  4. The Associated Press, "Death, taxes, gambling face NH Legislature in 2014," January 5, 2014. Accessed January 11, 2014
  5. New Hampshire Business Review, "Nearly 300 bills being proposed in Concord could have an impact on business," January 10, 2014. Accessed January 11, 2014
  6. The Associated Press, "N.H. Legislature to convene 2014 session today," January 8, 2014. Accessed January 11, 2014
  7. Sentinel Source, "After a shake-up, N.H. legislators have new issues to tackle.," January 4, 2013
  8. Concord Monitor, "House GOP: Jobs the focus," January 4, 2012
  9. National Conference of State Legislatures, "2011 Legislative Sessions Calendar," accessed June 6, 2014(Archived)
  10. National Conference of State Legislatures, "2010 session dates for New Hampshire legislature," accessed June 9, 2014
  11. National Conference of State Legislatures, "State Experiences with Annual and Biennial Budgeting," updated April 2011
  12. 12.0 12.1 12.2 National Association of State Budget Officers, "Budget Processes in the States, Summer 2008," accessed February 21, 2014
  13. Pew Charitable Trusts, "States’ Use of Cost-Benefit Analysis," July 29, 2013

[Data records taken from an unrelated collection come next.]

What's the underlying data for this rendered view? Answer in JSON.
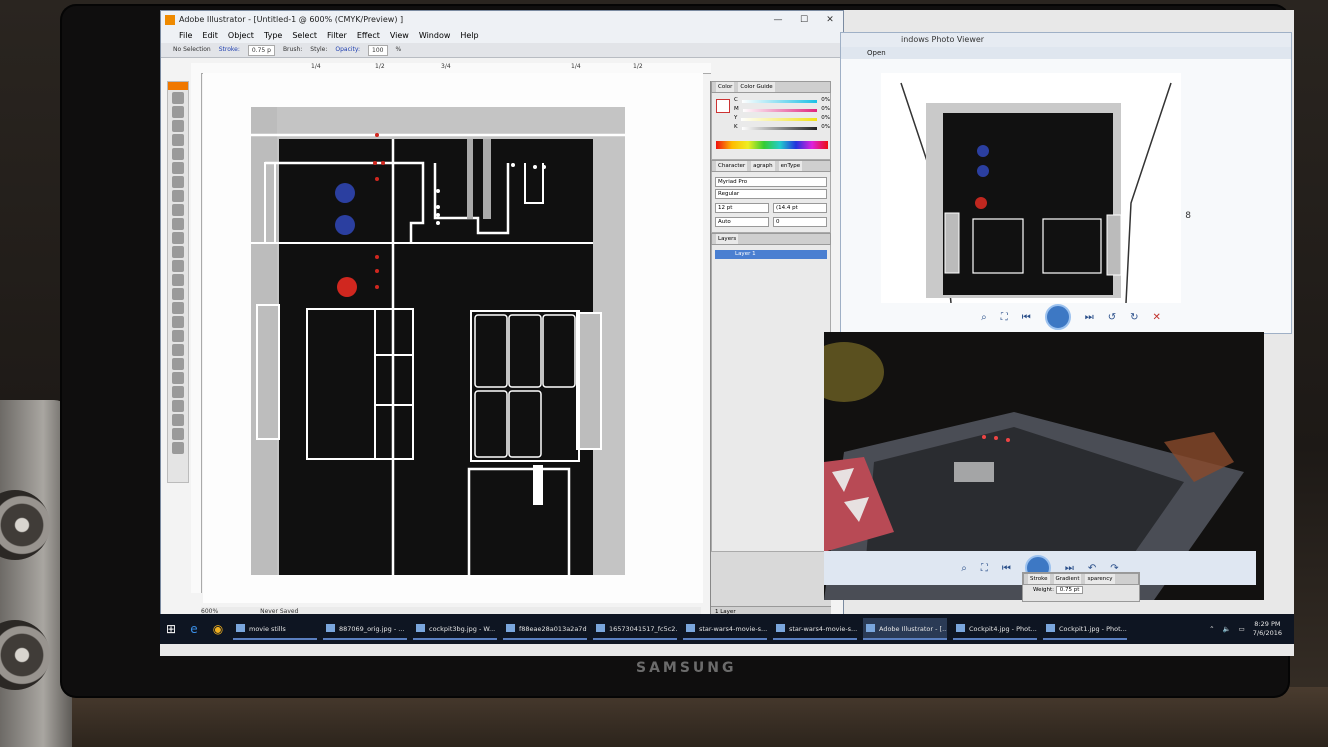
{
  "monitor": {
    "brand": "SAMSUNG"
  },
  "illustrator": {
    "title": "Adobe Illustrator - [Untitled-1 @ 600% (CMYK/Preview) ]",
    "menu": [
      "File",
      "Edit",
      "Object",
      "Type",
      "Select",
      "Filter",
      "Effect",
      "View",
      "Window",
      "Help"
    ],
    "control": {
      "selection": "No Selection",
      "stroke_label": "Stroke:",
      "stroke_value": "0.75 p",
      "brush_label": "Brush:",
      "style_label": "Style:",
      "opacity_label": "Opacity:",
      "opacity_value": "100",
      "opacity_unit": "%"
    },
    "ruler_marks": [
      "1/4",
      "1/2",
      "3/4",
      "1/4",
      "1/2"
    ],
    "status": {
      "zoom": "600%",
      "saved": "Never Saved"
    }
  },
  "panels": {
    "color": {
      "tabs": [
        "Color",
        "Color Guide"
      ],
      "channels": [
        {
          "label": "C",
          "value": "0",
          "unit": "%",
          "color": "#1ec0e6"
        },
        {
          "label": "M",
          "value": "0",
          "unit": "%",
          "color": "#e0257d"
        },
        {
          "label": "Y",
          "value": "0",
          "unit": "%",
          "color": "#f1e21a"
        },
        {
          "label": "K",
          "value": "0",
          "unit": "%",
          "color": "#222222"
        }
      ]
    },
    "character": {
      "tabs": [
        "Character",
        "agraph",
        "enType"
      ],
      "font": "Myriad Pro",
      "style": "Regular",
      "size": "12 pt",
      "leading": "(14.4 pt",
      "kerning": "Auto",
      "tracking": "0"
    },
    "layers": {
      "tab": "Layers",
      "layer_name": "Layer 1",
      "count": "1 Layer"
    }
  },
  "photo_viewer": {
    "title": "indows Photo Viewer",
    "open_label": "Open",
    "dim_label": "8"
  },
  "stroke_panel": {
    "tabs": [
      "Stroke",
      "Gradient",
      "sparency"
    ],
    "weight_label": "Weight:",
    "weight_value": "0.75 pt"
  },
  "taskbar": {
    "items": [
      "movie stills",
      "887069_orig.jpg - ...",
      "cockpit3bg.jpg - W...",
      "f88eae28a013a2a7d...",
      "16573041517_fc5c2...",
      "star-wars4-movie-s...",
      "star-wars4-movie-s...",
      "Adobe Illustrator - [...",
      "Cockpit4.jpg - Phot...",
      "Cockpit1.jpg - Phot..."
    ],
    "time": "8:29 PM",
    "date": "7/6/2016"
  }
}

  14. 14.0 14.1 U.S. Public Interest Research Group, "Following the Money 2014 Report," accessed April 15, 2014
  15. Sunlight Foundation, "Ten Principles for Opening Up Government Information," accessed June 16, 2013
  16. Stateline, "In Legislative Elections, Majorities and Supermajorities at Stake," November 2, 2012
  17. Follow the Money, "New Hampshire 2010 Campaign Contributions," accessed December 17, 2013
  18. Follow the Money, "New Hampshire 2008 Campaign Contributions," accessed August 14, 2013
  19. Follow the Money, "New Hampshire 2006 Campaign Contributions," accessed August 14, 2013
  20. Follow the Money, "New Hampshire 2004 Campaign Contributions," accessed August 14, 2013
  21. Follow the Money, "New Hampshire 2002 Campaign Contributions," accessed August 14, 2013
  22. Follow the Money, "New Hampshire 2000 Campaign Contributions," accessed August 14, 2013
  23. New Hampshire Secretary of State, "Qualifications," accessed December 18, 2013
  24. State of New Hampshire, "State Constitution-House of Representatives," accessed December 18, 2013(Referenced Sections, Sections 12 and 16)
  25. State of New Hampshire, "State Constitution-Senate," accessed December 18, 2013(Referenced Sections, Section 34)
  26. U.S. Census Bureau, "U.S. Census Bureau Delivers New Hampshire's 2010 Census Population Totals, Including First Look at Race and Hispanic Origin Data for Legislative Redistricting," accessed June 9, 2014
  27. National Conference of State Legislatures, "2010 Legislator Compensation Data," accessed June 9, 2014
  28. USA Today, "State-by-state: Benefits available to state legislators," September 23, 2011
  29. New Hampshire General Court, "About New Hampshire's Legislative Process," accessed June 9, 2014
  30. New Hampshire General Court, "New Hampshire Senate leadership," accessed June 9, 2014